Tuesday, November 10, 1998 Published at 13:38 GMT
£7m appeal for Mitch victims
Millions of people need help
British aid agencies have set up an emergency appeal to help the Central American countries devastated by Hurricane Mitch.
They say that they have already received requests from the region for more than £5m.
Emergency food supplies may be needed for months because much of the local crops have been destroyed.
"This is massive devastation and we are going to need to rebuild millions of people's lives," said Mike Whitlam, the Director General of the British Red Cross.
It is the worst natural disaster to strike the region this century and is likely to worsen with the twin threats to the survivors of starvation and disease.
The four principal recipients of the relief fund will be Honduras, Nicaragua, El Salvador and Guatemala - the countries suffering the worst effects of flooding and widespread storm damage.
The DEC co-ordinates funds for 15 major UK aid agencies and steps in when the scale of an emergency outstrips the capacity for their individual budgets to cope.
It is also benefitting from free advertising space in national newspapers.

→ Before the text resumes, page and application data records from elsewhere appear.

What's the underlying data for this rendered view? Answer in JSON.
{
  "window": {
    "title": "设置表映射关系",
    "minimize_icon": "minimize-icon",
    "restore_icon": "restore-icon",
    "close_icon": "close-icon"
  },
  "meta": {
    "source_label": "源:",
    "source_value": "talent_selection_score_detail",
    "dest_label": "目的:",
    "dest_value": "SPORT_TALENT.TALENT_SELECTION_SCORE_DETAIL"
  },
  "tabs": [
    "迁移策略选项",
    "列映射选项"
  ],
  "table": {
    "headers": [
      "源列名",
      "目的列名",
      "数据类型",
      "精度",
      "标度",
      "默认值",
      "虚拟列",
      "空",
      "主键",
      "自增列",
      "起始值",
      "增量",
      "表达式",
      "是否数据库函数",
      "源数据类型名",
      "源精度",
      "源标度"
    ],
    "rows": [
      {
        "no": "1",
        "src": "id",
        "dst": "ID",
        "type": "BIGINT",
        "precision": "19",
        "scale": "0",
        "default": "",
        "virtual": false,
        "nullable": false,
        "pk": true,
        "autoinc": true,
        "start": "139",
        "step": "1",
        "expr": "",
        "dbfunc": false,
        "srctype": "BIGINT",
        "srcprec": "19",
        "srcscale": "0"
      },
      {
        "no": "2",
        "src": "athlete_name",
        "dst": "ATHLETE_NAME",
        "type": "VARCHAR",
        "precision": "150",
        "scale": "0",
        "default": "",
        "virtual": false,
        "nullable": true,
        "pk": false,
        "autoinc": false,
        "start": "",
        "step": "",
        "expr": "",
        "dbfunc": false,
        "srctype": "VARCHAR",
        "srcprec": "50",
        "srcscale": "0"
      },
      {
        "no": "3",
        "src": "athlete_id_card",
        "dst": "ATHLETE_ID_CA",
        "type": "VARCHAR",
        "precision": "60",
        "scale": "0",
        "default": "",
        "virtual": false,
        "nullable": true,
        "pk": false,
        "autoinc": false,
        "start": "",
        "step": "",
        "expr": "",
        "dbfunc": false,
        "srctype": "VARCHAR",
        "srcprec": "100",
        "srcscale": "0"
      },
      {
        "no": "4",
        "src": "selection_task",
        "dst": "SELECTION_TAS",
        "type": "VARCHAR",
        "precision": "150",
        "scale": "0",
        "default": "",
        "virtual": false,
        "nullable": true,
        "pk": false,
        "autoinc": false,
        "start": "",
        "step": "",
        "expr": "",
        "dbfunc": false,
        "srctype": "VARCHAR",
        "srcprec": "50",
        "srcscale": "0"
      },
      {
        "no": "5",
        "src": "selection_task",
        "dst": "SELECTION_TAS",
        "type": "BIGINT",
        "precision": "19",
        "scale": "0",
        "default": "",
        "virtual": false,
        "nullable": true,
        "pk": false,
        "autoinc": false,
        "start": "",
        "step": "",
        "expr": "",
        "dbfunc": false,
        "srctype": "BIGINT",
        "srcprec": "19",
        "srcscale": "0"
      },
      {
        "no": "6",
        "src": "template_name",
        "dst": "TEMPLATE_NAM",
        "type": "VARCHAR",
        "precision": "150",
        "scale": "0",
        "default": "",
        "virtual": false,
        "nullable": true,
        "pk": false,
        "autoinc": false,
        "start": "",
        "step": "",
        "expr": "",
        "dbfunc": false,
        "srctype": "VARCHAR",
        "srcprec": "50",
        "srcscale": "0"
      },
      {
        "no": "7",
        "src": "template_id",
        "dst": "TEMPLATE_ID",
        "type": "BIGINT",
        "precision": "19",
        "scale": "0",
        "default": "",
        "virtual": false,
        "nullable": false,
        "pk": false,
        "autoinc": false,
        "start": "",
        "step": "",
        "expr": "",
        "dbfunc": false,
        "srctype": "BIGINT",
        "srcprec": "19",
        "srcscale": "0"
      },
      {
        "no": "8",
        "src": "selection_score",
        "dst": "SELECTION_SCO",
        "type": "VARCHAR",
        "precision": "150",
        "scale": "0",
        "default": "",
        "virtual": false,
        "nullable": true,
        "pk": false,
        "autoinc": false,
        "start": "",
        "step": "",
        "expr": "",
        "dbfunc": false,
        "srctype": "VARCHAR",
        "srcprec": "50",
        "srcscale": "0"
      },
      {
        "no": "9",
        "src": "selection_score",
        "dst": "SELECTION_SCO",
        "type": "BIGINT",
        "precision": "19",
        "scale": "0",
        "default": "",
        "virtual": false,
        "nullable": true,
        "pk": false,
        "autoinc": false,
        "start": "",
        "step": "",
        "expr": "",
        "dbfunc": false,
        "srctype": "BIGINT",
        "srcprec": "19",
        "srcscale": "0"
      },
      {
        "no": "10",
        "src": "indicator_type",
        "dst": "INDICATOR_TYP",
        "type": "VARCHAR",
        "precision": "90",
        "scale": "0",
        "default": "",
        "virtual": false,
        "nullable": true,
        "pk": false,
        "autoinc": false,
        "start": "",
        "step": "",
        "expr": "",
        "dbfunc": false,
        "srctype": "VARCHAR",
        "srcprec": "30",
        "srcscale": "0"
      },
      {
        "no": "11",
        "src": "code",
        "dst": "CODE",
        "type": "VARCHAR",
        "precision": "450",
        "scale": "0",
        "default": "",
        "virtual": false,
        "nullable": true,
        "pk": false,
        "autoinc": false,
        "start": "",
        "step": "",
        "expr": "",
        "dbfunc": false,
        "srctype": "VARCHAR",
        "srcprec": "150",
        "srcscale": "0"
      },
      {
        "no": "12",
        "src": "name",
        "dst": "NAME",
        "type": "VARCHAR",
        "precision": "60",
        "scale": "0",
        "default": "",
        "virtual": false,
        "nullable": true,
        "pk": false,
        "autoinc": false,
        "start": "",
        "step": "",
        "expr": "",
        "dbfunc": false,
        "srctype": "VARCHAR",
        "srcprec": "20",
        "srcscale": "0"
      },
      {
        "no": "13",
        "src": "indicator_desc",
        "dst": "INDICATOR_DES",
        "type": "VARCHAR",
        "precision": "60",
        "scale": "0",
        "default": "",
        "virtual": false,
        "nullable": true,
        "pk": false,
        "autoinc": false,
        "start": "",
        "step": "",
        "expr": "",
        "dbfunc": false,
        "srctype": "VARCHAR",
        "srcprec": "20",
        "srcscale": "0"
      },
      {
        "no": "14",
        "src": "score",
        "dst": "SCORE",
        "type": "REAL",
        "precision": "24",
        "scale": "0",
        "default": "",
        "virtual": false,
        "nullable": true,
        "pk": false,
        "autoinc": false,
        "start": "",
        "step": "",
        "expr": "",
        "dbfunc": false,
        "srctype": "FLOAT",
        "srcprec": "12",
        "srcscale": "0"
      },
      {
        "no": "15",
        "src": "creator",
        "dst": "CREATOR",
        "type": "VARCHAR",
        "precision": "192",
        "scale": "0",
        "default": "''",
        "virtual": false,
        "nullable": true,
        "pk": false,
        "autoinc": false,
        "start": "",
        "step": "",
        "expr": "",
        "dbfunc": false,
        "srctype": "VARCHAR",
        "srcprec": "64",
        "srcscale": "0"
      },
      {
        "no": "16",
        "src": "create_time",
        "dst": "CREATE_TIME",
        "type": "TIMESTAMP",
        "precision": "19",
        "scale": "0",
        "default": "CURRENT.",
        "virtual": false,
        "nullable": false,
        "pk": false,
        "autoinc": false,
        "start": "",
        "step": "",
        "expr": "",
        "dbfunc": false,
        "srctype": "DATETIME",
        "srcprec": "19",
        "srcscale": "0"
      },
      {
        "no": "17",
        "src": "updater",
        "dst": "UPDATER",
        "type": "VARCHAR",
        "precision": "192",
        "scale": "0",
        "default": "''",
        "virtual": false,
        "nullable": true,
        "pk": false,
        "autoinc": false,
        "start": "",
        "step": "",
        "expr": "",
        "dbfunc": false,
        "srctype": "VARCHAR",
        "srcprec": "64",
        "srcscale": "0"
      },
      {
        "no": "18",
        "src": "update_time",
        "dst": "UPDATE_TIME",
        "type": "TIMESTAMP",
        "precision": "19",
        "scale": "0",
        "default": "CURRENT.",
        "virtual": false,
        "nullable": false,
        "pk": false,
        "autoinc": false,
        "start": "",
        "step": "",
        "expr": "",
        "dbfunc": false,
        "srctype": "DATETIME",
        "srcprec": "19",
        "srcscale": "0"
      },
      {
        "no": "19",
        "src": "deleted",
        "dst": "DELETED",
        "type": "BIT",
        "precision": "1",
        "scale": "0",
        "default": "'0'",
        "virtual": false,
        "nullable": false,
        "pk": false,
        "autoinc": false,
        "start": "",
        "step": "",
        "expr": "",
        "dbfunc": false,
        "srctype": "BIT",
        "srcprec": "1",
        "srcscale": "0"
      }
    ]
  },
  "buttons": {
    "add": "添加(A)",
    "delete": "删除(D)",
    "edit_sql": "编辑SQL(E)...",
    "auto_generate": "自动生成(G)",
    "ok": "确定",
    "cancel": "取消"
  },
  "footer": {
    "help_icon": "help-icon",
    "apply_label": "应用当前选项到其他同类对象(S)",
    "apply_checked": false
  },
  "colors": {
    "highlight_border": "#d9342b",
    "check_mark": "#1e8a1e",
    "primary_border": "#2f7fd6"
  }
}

A major concern of the DEC will be to ensure that aid is being distributed and not simply left to rot on landing strips because there is no way to reach the worst affected areas.
British troops - 1,400 Royal Navy and Royal Marines personnel - are already in the area and are focusing on getting supplies through to isolated regions of Nicaragua and Honduras along the dangerously swollen Rio Coco river.
The first delivery of British aid arrived on Monday with the Red Cross, which flew water purification tablets, portable water containers, medical supplies and blankets into Honduras.
Aid has been pouring in from other countries keen to help alleviate the suffering in the region, including the US, Mexico, Japan and other Western European nations.
The World Bank had announced that it is providing an additional $130m to help Central America.
The number to call if you want to contribute to the appeal is 0870 60 60 900.